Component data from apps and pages
◇ ◇ ◇ ◇

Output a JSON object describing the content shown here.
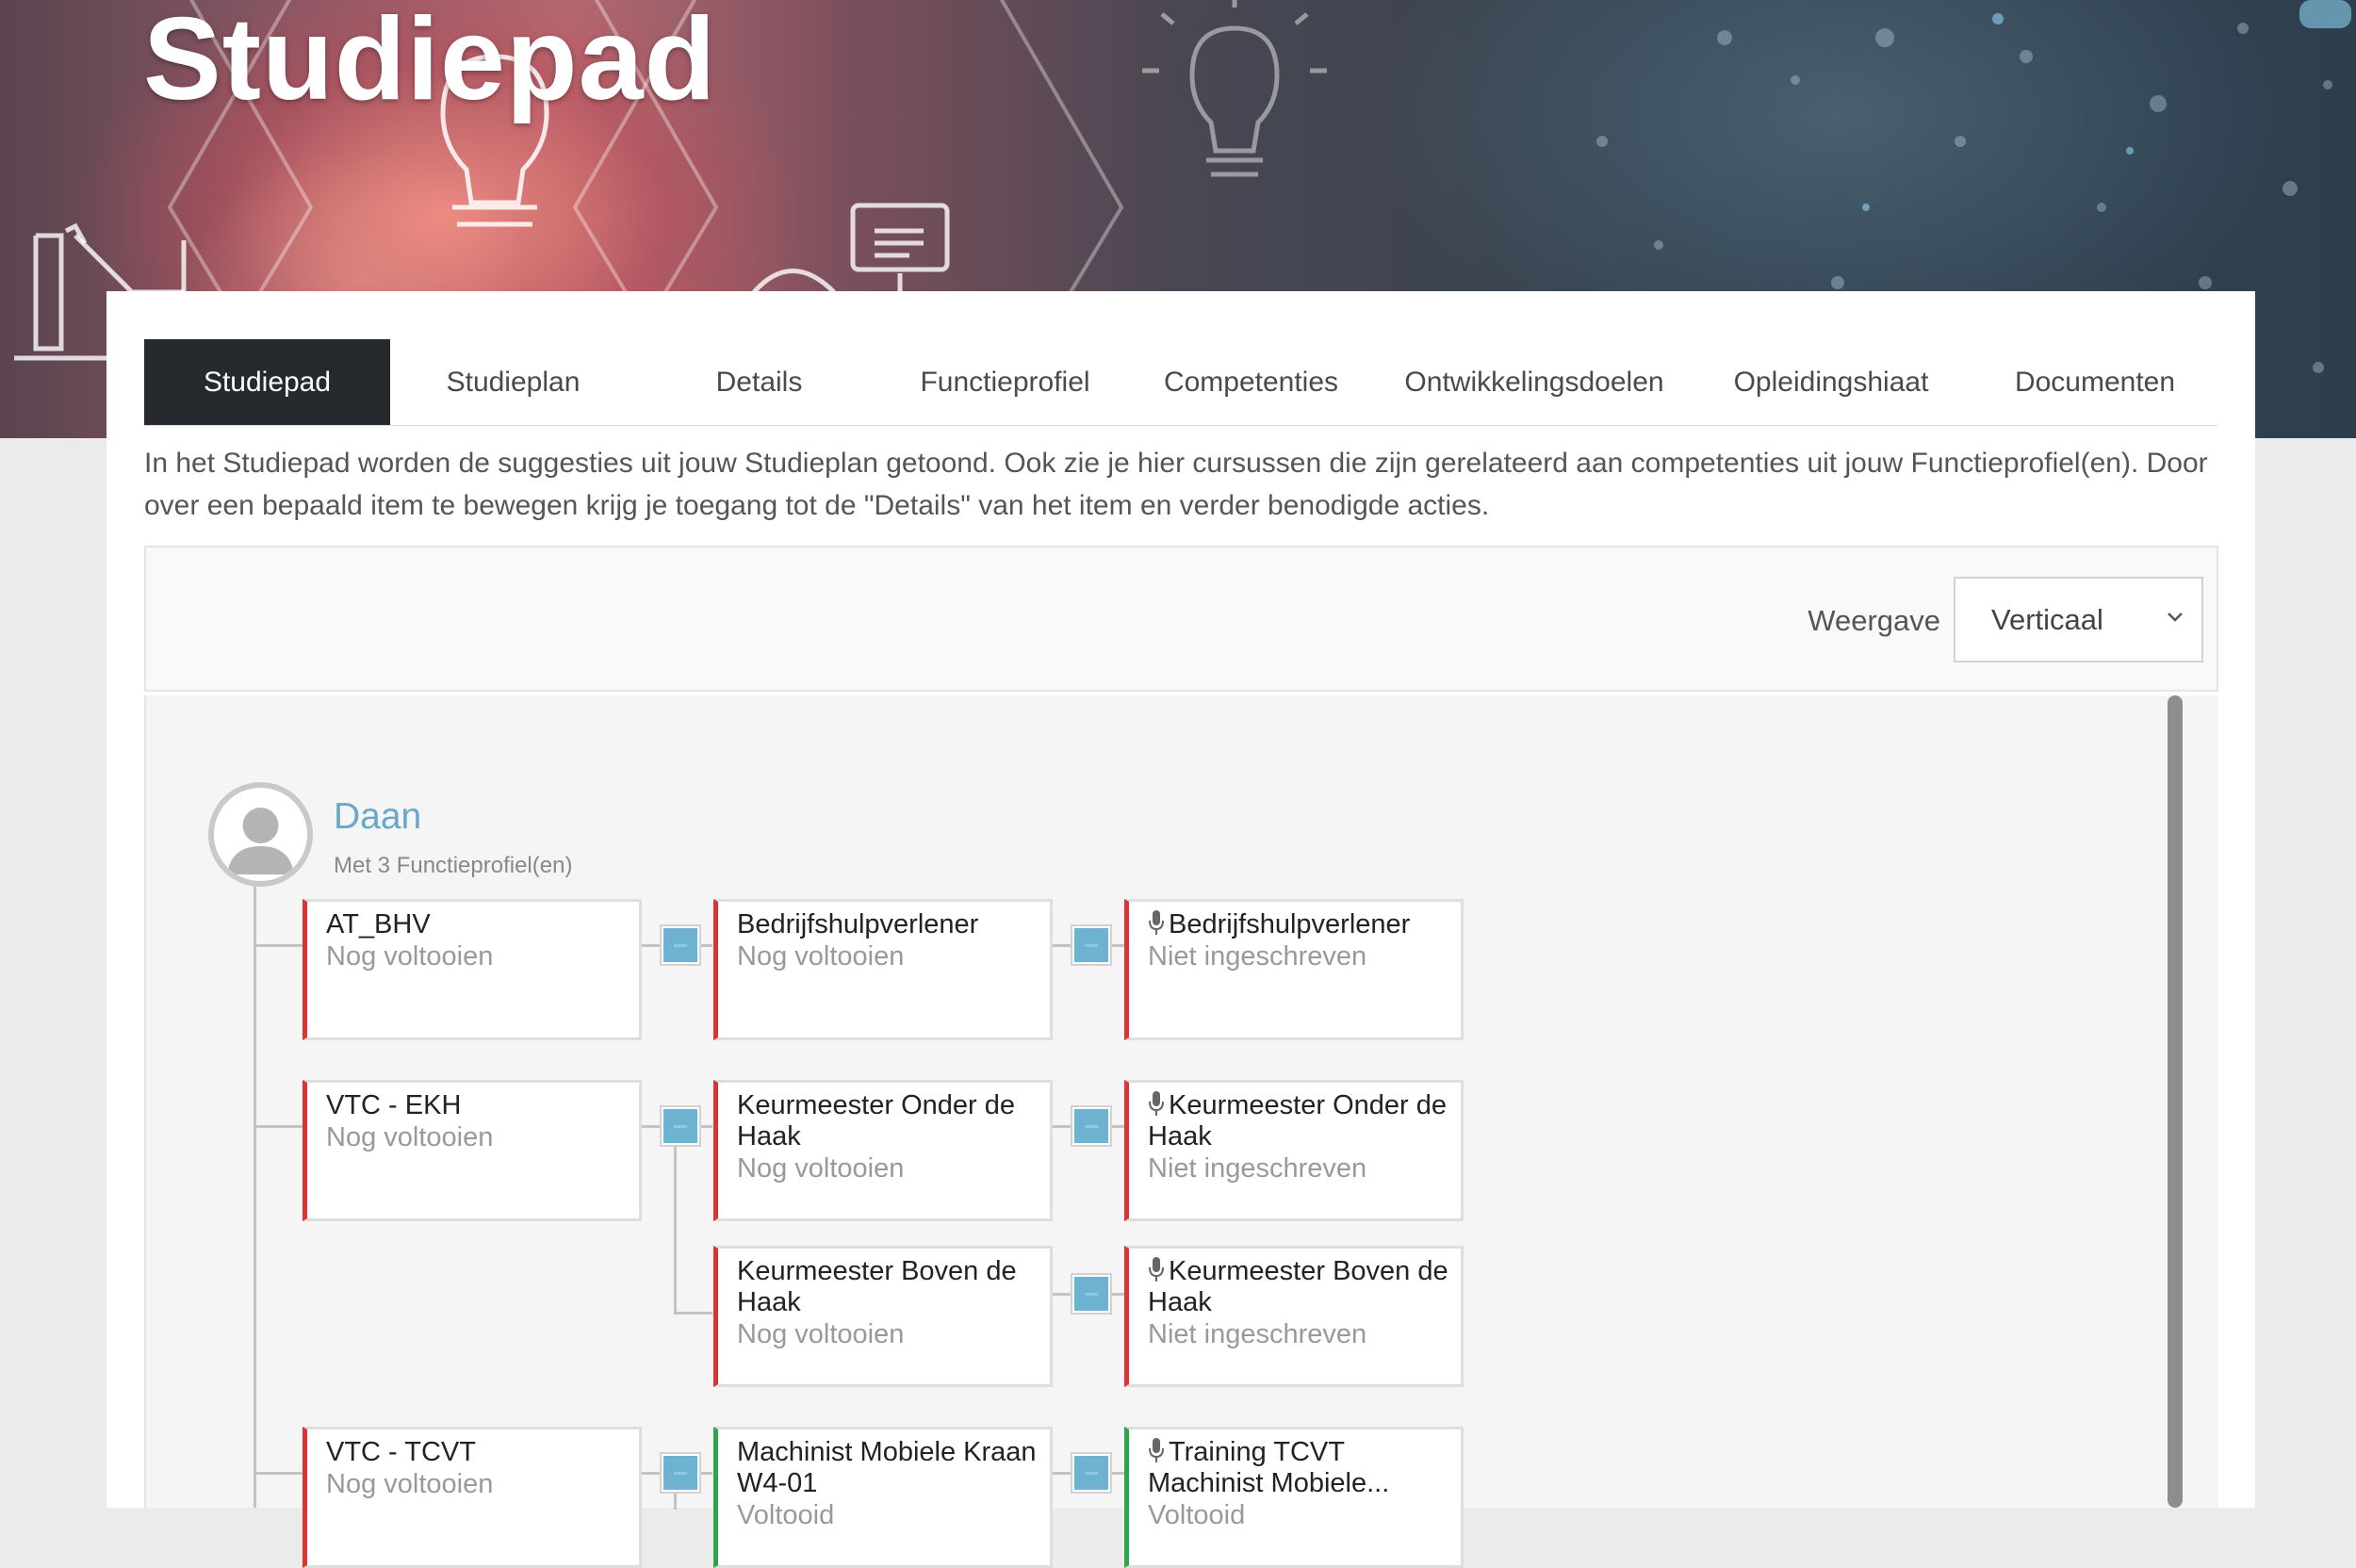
{
  "hero": {
    "title": "Studiepad"
  },
  "tabs": [
    {
      "label": "Studiepad",
      "active": true
    },
    {
      "label": "Studieplan",
      "active": false
    },
    {
      "label": "Details",
      "active": false
    },
    {
      "label": "Functieprofiel",
      "active": false
    },
    {
      "label": "Competenties",
      "active": false
    },
    {
      "label": "Ontwikkelingsdoelen",
      "active": false
    },
    {
      "label": "Opleidingshiaat",
      "active": false
    },
    {
      "label": "Documenten",
      "active": false
    }
  ],
  "intro": "In het Studiepad worden de suggesties uit jouw Studieplan getoond. Ook zie je hier cursussen die zijn gerelateerd aan competenties uit jouw Functieprofiel(en). Door over een bepaald item te bewegen krijg je toegang tot de \"Details\" van het item en verder benodigde acties.",
  "view": {
    "label": "Weergave",
    "selected": "Verticaal"
  },
  "profile": {
    "name": "Daan",
    "subtitle": "Met 3 Functieprofiel(en)"
  },
  "tree": {
    "rows": [
      {
        "profile": {
          "title": "AT_BHV",
          "status": "Nog voltooien"
        },
        "items": [
          {
            "competence": {
              "title": "Bedrijfshulpverlener",
              "status": "Nog voltooien",
              "state": "open"
            },
            "course": {
              "title": "Bedrijfshulpverlener",
              "status": "Niet ingeschreven",
              "state": "open",
              "icon": "microphone-icon"
            }
          }
        ]
      },
      {
        "profile": {
          "title": "VTC - EKH",
          "status": "Nog voltooien"
        },
        "items": [
          {
            "competence": {
              "title": "Keurmeester Onder de Haak",
              "status": "Nog voltooien",
              "state": "open"
            },
            "course": {
              "title": "Keurmeester Onder de Haak",
              "status": "Niet ingeschreven",
              "state": "open",
              "icon": "microphone-icon"
            }
          },
          {
            "competence": {
              "title": "Keurmeester Boven de Haak",
              "status": "Nog voltooien",
              "state": "open"
            },
            "course": {
              "title": "Keurmeester Boven de Haak",
              "status": "Niet ingeschreven",
              "state": "open",
              "icon": "microphone-icon"
            }
          }
        ]
      },
      {
        "profile": {
          "title": "VTC - TCVT",
          "status": "Nog voltooien"
        },
        "items": [
          {
            "competence": {
              "title": "Machinist Mobiele Kraan W4-01",
              "status": "Voltooid",
              "state": "done"
            },
            "course": {
              "title": "Training TCVT Machinist Mobiele...",
              "status": "Voltooid",
              "state": "done",
              "icon": "microphone-icon"
            }
          }
        ]
      }
    ]
  },
  "colors": {
    "accent_blue": "#6aa7c8",
    "status_open": "#dd3333",
    "status_done": "#2ea44f",
    "tab_active": "#262a2e"
  }
}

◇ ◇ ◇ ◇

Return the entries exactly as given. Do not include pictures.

SOLUTION FOR THIS EXERCISE:
Output a JSON object describing the content shown here.
{
  "hero": {
    "title": "Studiepad"
  },
  "tabs": [
    {
      "label": "Studiepad",
      "active": true
    },
    {
      "label": "Studieplan",
      "active": false
    },
    {
      "label": "Details",
      "active": false
    },
    {
      "label": "Functieprofiel",
      "active": false
    },
    {
      "label": "Competenties",
      "active": false
    },
    {
      "label": "Ontwikkelingsdoelen",
      "active": false
    },
    {
      "label": "Opleidingshiaat",
      "active": false
    },
    {
      "label": "Documenten",
      "active": false
    }
  ],
  "intro": "In het Studiepad worden de suggesties uit jouw Studieplan getoond. Ook zie je hier cursussen die zijn gerelateerd aan competenties uit jouw Functieprofiel(en). Door over een bepaald item te bewegen krijg je toegang tot de \"Details\" van het item en verder benodigde acties.",
  "view": {
    "label": "Weergave",
    "selected": "Verticaal"
  },
  "profile": {
    "name": "Daan",
    "subtitle": "Met 3 Functieprofiel(en)"
  },
  "tree": {
    "rows": [
      {
        "profile": {
          "title": "AT_BHV",
          "status": "Nog voltooien"
        },
        "items": [
          {
            "competence": {
              "title": "Bedrijfshulpverlener",
              "status": "Nog voltooien",
              "state": "open"
            },
            "course": {
              "title": "Bedrijfshulpverlener",
              "status": "Niet ingeschreven",
              "state": "open",
              "icon": "microphone-icon"
            }
          }
        ]
      },
      {
        "profile": {
          "title": "VTC - EKH",
          "status": "Nog voltooien"
        },
        "items": [
          {
            "competence": {
              "title": "Keurmeester Onder de Haak",
              "status": "Nog voltooien",
              "state": "open"
            },
            "course": {
              "title": "Keurmeester Onder de Haak",
              "status": "Niet ingeschreven",
              "state": "open",
              "icon": "microphone-icon"
            }
          },
          {
            "competence": {
              "title": "Keurmeester Boven de Haak",
              "status": "Nog voltooien",
              "state": "open"
            },
            "course": {
              "title": "Keurmeester Boven de Haak",
              "status": "Niet ingeschreven",
              "state": "open",
              "icon": "microphone-icon"
            }
          }
        ]
      },
      {
        "profile": {
          "title": "VTC - TCVT",
          "status": "Nog voltooien"
        },
        "items": [
          {
            "competence": {
              "title": "Machinist Mobiele Kraan W4-01",
              "status": "Voltooid",
              "state": "done"
            },
            "course": {
              "title": "Training TCVT Machinist Mobiele...",
              "status": "Voltooid",
              "state": "done",
              "icon": "microphone-icon"
            }
          }
        ]
      }
    ]
  },
  "colors": {
    "accent_blue": "#6aa7c8",
    "status_open": "#dd3333",
    "status_done": "#2ea44f",
    "tab_active": "#262a2e"
  }
}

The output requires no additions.